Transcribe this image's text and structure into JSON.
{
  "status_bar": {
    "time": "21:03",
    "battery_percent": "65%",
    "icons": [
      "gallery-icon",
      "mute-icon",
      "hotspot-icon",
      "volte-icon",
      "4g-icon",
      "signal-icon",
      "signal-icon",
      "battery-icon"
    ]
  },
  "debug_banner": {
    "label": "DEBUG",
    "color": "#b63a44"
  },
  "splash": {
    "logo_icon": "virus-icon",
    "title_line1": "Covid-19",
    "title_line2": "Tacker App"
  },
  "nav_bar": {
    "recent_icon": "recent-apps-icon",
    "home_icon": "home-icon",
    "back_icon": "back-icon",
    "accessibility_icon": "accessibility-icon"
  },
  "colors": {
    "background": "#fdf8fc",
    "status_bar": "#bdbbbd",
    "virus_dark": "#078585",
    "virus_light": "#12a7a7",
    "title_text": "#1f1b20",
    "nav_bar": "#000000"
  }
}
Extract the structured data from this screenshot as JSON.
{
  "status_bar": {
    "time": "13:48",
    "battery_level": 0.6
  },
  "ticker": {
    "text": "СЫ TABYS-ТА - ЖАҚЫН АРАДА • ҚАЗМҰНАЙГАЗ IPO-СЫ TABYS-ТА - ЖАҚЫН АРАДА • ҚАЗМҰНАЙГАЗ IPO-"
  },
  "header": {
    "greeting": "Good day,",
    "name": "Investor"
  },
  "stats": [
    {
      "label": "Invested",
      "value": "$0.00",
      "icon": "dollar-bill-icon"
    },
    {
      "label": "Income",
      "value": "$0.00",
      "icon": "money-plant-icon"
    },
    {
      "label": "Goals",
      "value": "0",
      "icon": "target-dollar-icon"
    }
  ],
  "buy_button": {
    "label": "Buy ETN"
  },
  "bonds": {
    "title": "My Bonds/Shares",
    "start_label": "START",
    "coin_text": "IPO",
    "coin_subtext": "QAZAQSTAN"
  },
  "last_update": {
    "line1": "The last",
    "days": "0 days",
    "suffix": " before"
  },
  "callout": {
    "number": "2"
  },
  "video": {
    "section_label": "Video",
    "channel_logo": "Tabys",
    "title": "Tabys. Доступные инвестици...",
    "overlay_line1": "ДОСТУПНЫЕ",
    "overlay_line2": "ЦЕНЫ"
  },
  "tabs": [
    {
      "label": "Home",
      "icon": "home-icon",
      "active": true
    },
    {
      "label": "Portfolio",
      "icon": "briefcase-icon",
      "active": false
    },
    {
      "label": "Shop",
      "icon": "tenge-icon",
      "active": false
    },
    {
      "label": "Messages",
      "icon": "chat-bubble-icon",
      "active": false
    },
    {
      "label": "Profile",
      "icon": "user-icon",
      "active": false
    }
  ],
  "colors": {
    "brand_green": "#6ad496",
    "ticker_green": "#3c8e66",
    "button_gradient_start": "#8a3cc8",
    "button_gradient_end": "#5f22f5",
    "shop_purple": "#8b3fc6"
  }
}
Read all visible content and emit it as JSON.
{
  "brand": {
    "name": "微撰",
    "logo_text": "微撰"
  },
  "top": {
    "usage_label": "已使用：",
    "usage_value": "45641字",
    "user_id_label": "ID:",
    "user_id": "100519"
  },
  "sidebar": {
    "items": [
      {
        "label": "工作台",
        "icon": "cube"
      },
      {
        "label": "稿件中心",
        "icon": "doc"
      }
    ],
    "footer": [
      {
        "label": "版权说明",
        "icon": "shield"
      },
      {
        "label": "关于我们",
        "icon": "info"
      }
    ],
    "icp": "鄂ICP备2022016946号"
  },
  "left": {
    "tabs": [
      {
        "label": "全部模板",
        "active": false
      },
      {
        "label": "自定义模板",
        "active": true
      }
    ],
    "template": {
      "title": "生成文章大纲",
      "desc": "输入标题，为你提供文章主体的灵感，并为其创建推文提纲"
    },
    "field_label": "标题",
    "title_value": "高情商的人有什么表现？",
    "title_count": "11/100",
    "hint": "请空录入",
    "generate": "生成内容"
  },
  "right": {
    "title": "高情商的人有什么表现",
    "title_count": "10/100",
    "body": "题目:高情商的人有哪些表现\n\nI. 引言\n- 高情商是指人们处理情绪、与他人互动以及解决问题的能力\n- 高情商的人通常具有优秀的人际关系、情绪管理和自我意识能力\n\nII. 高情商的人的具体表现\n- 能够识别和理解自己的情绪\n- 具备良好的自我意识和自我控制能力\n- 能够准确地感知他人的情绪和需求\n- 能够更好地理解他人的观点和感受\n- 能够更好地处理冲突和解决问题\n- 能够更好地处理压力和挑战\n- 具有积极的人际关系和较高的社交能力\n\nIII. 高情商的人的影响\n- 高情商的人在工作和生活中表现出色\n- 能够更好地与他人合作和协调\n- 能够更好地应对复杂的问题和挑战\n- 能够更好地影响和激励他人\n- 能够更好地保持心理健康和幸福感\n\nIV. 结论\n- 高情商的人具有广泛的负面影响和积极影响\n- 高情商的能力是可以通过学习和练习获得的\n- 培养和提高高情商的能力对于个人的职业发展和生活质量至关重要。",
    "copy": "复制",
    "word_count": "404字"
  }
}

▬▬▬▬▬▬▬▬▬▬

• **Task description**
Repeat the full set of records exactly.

• **Solution to the exercise**
Transcribe this image's text and structure into JSON.
{
  "status_bar": {
    "time": "21:03",
    "battery_percent": "65%",
    "icons": [
      "gallery-icon",
      "mute-icon",
      "hotspot-icon",
      "volte-icon",
      "4g-icon",
      "signal-icon",
      "signal-icon",
      "battery-icon"
    ]
  },
  "debug_banner": {
    "label": "DEBUG",
    "color": "#b63a44"
  },
  "splash": {
    "logo_icon": "virus-icon",
    "title_line1": "Covid-19",
    "title_line2": "Tacker App"
  },
  "nav_bar": {
    "recent_icon": "recent-apps-icon",
    "home_icon": "home-icon",
    "back_icon": "back-icon",
    "accessibility_icon": "accessibility-icon"
  },
  "colors": {
    "background": "#fdf8fc",
    "status_bar": "#bdbbbd",
    "virus_dark": "#078585",
    "virus_light": "#12a7a7",
    "title_text": "#1f1b20",
    "nav_bar": "#000000"
  }
}
Extract the structured data from this screenshot as JSON.
{
  "status_bar": {
    "time": "13:48",
    "battery_level": 0.6
  },
  "ticker": {
    "text": "СЫ TABYS-ТА - ЖАҚЫН АРАДА • ҚАЗМҰНАЙГАЗ IPO-СЫ TABYS-ТА - ЖАҚЫН АРАДА • ҚАЗМҰНАЙГАЗ IPO-"
  },
  "header": {
    "greeting": "Good day,",
    "name": "Investor"
  },
  "stats": [
    {
      "label": "Invested",
      "value": "$0.00",
      "icon": "dollar-bill-icon"
    },
    {
      "label": "Income",
      "value": "$0.00",
      "icon": "money-plant-icon"
    },
    {
      "label": "Goals",
      "value": "0",
      "icon": "target-dollar-icon"
    }
  ],
  "buy_button": {
    "label": "Buy ETN"
  },
  "bonds": {
    "title": "My Bonds/Shares",
    "start_label": "START",
    "coin_text": "IPO",
    "coin_subtext": "QAZAQSTAN"
  },
  "last_update": {
    "line1": "The last",
    "days": "0 days",
    "suffix": " before"
  },
  "callout": {
    "number": "2"
  },
  "video": {
    "section_label": "Video",
    "channel_logo": "Tabys",
    "title": "Tabys. Доступные инвестици...",
    "overlay_line1": "ДОСТУПНЫЕ",
    "overlay_line2": "ЦЕНЫ"
  },
  "tabs": [
    {
      "label": "Home",
      "icon": "home-icon",
      "active": true
    },
    {
      "label": "Portfolio",
      "icon": "briefcase-icon",
      "active": false
    },
    {
      "label": "Shop",
      "icon": "tenge-icon",
      "active": false
    },
    {
      "label": "Messages",
      "icon": "chat-bubble-icon",
      "active": false
    },
    {
      "label": "Profile",
      "icon": "user-icon",
      "active": false
    }
  ],
  "colors": {
    "brand_green": "#6ad496",
    "ticker_green": "#3c8e66",
    "button_gradient_start": "#8a3cc8",
    "button_gradient_end": "#5f22f5",
    "shop_purple": "#8b3fc6"
  }
}
Read all visible content and emit it as JSON.
{
  "brand": {
    "name": "微撰",
    "logo_text": "微撰"
  },
  "top": {
    "usage_label": "已使用：",
    "usage_value": "45641字",
    "user_id_label": "ID:",
    "user_id": "100519"
  },
  "sidebar": {
    "items": [
      {
        "label": "工作台",
        "icon": "cube"
      },
      {
        "label": "稿件中心",
        "icon": "doc"
      }
    ],
    "footer": [
      {
        "label": "版权说明",
        "icon": "shield"
      },
      {
        "label": "关于我们",
        "icon": "info"
      }
    ],
    "icp": "鄂ICP备2022016946号"
  },
  "left": {
    "tabs": [
      {
        "label": "全部模板",
        "active": false
      },
      {
        "label": "自定义模板",
        "active": true
      }
    ],
    "template": {
      "title": "生成文章大纲",
      "desc": "输入标题，为你提供文章主体的灵感，并为其创建推文提纲"
    },
    "field_label": "标题",
    "title_value": "高情商的人有什么表现？",
    "title_count": "11/100",
    "hint": "请空录入",
    "generate": "生成内容"
  },
  "right": {
    "title": "高情商的人有什么表现",
    "title_count": "10/100",
    "body": "题目:高情商的人有哪些表现\n\nI. 引言\n- 高情商是指人们处理情绪、与他人互动以及解决问题的能力\n- 高情商的人通常具有优秀的人际关系、情绪管理和自我意识能力\n\nII. 高情商的人的具体表现\n- 能够识别和理解自己的情绪\n- 具备良好的自我意识和自我控制能力\n- 能够准确地感知他人的情绪和需求\n- 能够更好地理解他人的观点和感受\n- 能够更好地处理冲突和解决问题\n- 能够更好地处理压力和挑战\n- 具有积极的人际关系和较高的社交能力\n\nIII. 高情商的人的影响\n- 高情商的人在工作和生活中表现出色\n- 能够更好地与他人合作和协调\n- 能够更好地应对复杂的问题和挑战\n- 能够更好地影响和激励他人\n- 能够更好地保持心理健康和幸福感\n\nIV. 结论\n- 高情商的人具有广泛的负面影响和积极影响\n- 高情商的能力是可以通过学习和练习获得的\n- 培养和提高高情商的能力对于个人的职业发展和生活质量至关重要。",
    "copy": "复制",
    "word_count": "404字"
  }
}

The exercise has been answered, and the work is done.